→ What to produce: Look for the string "kind" in the listing. Copy each line that has it.

→ Entries provided:
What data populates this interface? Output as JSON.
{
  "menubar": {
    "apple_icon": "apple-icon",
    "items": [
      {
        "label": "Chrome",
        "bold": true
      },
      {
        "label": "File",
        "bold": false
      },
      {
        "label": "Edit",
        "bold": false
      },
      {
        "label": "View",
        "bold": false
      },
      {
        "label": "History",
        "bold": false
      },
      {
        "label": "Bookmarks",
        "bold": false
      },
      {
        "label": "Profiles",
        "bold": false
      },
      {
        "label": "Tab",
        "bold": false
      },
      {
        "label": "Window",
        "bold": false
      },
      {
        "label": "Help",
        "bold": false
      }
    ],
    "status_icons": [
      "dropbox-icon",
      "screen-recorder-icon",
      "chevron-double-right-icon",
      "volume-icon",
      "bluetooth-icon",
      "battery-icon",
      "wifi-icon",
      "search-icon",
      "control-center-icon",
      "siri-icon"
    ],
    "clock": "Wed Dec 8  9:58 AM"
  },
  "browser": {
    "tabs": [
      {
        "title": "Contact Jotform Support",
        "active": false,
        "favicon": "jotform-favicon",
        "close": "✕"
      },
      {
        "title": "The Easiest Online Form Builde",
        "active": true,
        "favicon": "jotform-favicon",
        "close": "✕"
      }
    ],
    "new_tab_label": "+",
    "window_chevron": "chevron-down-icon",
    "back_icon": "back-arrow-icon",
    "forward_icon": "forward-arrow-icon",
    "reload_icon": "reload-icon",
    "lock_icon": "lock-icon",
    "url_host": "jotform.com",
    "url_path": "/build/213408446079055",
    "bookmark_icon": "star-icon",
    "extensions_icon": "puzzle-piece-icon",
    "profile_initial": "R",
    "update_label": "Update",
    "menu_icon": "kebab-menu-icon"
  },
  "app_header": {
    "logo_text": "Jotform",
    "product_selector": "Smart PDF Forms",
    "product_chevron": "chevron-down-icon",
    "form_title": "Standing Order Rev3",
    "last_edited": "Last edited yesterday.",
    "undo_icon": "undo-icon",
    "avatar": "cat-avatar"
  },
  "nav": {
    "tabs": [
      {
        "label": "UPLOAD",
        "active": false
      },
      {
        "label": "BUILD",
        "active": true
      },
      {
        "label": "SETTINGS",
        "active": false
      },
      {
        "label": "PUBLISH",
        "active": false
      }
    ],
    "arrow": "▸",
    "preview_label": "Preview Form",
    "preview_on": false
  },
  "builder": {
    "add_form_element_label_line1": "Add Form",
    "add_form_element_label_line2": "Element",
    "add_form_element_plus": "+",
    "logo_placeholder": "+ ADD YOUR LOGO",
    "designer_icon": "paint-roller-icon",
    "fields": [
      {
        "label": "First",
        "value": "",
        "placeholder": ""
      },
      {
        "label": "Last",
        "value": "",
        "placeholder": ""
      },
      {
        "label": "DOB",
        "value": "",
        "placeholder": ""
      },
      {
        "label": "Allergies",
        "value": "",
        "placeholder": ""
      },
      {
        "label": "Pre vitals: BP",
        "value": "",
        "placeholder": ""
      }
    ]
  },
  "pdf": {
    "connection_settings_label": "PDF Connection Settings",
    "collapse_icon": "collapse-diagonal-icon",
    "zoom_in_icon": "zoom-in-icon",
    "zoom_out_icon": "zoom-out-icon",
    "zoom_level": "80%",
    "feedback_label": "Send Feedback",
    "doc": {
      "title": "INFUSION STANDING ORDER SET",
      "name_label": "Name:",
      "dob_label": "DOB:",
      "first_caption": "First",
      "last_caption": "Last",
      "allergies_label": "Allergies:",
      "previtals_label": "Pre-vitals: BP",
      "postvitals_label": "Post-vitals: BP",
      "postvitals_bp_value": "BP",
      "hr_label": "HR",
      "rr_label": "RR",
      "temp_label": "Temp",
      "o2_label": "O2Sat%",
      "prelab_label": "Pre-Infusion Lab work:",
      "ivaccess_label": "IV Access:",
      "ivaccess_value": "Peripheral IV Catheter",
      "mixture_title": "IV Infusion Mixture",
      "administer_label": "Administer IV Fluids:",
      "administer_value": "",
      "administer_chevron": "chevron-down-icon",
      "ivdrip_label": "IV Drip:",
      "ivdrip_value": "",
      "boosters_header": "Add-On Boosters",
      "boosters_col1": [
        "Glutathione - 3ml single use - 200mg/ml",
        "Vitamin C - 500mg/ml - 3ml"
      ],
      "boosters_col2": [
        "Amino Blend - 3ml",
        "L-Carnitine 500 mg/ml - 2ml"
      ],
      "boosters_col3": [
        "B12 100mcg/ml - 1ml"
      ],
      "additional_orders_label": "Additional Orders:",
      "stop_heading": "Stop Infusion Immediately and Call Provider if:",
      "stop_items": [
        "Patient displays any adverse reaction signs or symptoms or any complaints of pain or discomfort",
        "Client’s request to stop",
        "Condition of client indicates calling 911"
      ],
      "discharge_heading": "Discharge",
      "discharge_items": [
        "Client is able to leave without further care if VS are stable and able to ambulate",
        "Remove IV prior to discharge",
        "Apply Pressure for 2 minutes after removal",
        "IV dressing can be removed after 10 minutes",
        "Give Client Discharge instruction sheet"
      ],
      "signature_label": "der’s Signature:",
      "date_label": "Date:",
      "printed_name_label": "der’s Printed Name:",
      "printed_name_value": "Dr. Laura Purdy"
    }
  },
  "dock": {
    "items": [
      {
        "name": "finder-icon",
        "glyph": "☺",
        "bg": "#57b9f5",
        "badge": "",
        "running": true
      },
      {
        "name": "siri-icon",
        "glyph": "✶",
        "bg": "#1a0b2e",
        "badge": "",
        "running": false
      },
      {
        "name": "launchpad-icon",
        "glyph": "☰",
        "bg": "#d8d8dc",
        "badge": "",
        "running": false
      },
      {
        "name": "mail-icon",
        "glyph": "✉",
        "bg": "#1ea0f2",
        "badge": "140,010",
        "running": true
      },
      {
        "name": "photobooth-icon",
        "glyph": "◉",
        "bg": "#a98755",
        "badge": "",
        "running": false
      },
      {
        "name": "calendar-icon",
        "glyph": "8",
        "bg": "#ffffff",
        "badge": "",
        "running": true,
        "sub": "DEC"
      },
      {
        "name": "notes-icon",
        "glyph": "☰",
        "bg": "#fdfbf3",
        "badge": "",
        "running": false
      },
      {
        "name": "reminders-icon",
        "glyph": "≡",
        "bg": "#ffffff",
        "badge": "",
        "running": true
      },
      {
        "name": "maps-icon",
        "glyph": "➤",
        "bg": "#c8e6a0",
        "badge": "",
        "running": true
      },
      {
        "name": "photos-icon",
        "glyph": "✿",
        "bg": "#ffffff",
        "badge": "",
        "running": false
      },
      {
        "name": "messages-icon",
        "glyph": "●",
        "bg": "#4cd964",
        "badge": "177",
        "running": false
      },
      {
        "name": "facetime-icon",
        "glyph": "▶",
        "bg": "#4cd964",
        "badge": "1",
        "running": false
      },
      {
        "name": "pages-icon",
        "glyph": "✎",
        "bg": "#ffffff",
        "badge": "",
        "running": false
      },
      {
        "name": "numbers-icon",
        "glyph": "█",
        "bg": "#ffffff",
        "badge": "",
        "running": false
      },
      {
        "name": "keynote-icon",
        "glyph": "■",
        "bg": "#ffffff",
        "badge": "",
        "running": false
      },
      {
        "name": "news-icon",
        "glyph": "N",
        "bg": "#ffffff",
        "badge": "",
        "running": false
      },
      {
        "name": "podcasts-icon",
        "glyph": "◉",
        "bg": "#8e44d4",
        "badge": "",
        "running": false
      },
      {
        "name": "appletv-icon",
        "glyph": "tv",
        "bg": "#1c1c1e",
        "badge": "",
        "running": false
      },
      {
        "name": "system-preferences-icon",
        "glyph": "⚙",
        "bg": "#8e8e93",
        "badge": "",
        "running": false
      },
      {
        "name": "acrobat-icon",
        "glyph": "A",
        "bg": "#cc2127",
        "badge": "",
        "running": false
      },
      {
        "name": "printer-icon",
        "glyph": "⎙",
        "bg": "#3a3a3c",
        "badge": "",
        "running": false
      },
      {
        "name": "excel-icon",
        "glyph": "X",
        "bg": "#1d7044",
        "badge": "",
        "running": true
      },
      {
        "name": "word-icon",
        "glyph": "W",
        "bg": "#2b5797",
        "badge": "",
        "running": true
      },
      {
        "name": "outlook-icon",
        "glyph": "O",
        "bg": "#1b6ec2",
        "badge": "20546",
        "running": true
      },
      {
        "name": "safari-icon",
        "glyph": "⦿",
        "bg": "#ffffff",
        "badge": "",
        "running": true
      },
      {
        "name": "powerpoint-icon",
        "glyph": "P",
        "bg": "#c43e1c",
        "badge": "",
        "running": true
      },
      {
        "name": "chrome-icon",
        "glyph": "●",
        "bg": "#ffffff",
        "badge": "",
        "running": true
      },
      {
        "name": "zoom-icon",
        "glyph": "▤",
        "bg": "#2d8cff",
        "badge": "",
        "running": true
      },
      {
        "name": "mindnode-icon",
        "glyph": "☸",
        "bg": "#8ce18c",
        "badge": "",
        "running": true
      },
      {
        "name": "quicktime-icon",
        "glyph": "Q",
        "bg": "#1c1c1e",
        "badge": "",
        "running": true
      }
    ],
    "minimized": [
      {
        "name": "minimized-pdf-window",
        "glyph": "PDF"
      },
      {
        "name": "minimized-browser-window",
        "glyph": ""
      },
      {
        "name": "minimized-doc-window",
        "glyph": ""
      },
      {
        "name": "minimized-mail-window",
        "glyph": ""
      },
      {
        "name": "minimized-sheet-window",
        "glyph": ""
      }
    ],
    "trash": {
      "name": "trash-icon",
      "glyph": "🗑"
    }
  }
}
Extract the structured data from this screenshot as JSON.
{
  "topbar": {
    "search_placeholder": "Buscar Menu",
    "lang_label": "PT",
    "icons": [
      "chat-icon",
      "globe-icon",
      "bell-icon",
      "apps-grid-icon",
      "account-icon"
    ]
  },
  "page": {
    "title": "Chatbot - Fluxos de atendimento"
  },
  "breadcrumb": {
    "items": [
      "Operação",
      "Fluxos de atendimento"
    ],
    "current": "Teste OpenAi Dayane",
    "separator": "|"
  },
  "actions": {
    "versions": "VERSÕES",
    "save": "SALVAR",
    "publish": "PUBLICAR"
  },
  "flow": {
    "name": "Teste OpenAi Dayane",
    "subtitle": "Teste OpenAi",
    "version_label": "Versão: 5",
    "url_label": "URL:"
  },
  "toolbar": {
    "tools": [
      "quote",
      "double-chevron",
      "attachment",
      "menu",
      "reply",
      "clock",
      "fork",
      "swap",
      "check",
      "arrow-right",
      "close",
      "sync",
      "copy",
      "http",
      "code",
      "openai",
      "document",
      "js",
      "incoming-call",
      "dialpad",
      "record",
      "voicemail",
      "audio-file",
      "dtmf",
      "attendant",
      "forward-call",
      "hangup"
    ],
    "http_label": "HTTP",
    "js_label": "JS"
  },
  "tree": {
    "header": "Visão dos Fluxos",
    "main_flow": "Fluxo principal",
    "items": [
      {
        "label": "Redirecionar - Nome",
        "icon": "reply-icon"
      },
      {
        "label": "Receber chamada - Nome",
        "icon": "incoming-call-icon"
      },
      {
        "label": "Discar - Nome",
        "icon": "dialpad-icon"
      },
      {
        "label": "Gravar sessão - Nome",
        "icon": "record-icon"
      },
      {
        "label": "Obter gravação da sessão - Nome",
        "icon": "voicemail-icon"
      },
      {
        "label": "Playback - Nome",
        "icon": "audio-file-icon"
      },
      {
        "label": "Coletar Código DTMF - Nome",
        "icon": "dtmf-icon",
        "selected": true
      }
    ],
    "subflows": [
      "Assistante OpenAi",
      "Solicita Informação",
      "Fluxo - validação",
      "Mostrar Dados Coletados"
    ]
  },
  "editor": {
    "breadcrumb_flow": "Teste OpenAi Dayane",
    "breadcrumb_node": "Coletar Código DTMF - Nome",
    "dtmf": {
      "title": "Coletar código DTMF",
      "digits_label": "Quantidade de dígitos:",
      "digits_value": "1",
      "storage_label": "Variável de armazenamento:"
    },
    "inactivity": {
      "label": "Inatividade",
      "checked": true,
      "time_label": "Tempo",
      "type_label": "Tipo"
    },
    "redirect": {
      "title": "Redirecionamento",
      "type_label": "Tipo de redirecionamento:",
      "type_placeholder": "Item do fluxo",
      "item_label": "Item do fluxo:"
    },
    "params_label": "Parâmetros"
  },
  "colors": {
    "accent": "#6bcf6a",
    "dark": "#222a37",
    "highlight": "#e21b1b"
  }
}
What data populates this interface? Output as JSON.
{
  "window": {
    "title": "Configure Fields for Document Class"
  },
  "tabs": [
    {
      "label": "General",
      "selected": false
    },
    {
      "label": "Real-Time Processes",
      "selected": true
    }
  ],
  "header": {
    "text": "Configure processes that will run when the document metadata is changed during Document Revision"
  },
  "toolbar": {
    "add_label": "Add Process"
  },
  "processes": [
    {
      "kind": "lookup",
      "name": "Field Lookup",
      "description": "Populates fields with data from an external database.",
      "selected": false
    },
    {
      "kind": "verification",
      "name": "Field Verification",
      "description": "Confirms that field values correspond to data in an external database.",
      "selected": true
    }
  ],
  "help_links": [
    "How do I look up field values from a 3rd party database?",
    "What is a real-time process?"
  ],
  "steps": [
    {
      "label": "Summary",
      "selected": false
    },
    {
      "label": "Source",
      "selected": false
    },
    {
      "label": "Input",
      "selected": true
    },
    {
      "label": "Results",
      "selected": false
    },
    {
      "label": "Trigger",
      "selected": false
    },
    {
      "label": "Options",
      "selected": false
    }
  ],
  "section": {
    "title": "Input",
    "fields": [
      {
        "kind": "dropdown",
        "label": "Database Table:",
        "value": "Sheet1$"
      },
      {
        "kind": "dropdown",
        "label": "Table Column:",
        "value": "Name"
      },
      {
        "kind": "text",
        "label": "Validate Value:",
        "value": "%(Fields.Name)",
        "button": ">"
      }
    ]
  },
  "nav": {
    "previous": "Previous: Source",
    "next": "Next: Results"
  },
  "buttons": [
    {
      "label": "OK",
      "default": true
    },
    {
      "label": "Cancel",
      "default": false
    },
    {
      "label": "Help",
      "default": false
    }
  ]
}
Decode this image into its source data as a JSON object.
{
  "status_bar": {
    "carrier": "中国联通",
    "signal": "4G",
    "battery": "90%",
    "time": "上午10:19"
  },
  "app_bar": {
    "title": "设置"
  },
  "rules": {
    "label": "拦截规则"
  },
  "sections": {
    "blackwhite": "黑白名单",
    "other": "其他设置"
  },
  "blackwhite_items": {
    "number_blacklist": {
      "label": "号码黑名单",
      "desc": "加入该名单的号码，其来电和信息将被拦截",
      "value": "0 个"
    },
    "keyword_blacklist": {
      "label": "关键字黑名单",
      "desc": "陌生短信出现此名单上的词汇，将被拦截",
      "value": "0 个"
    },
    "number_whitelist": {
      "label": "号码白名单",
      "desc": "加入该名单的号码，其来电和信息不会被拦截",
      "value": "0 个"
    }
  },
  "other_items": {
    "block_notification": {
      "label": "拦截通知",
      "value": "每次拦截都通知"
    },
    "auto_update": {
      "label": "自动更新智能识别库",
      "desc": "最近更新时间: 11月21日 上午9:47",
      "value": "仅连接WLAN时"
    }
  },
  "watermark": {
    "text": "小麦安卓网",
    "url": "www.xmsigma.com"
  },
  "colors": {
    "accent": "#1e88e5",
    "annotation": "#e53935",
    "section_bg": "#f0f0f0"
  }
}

→ Solution to this problem:
      "kind": "lookup",
      "kind": "verification",
        "kind": "dropdown",
        "kind": "dropdown",
        "kind": "text",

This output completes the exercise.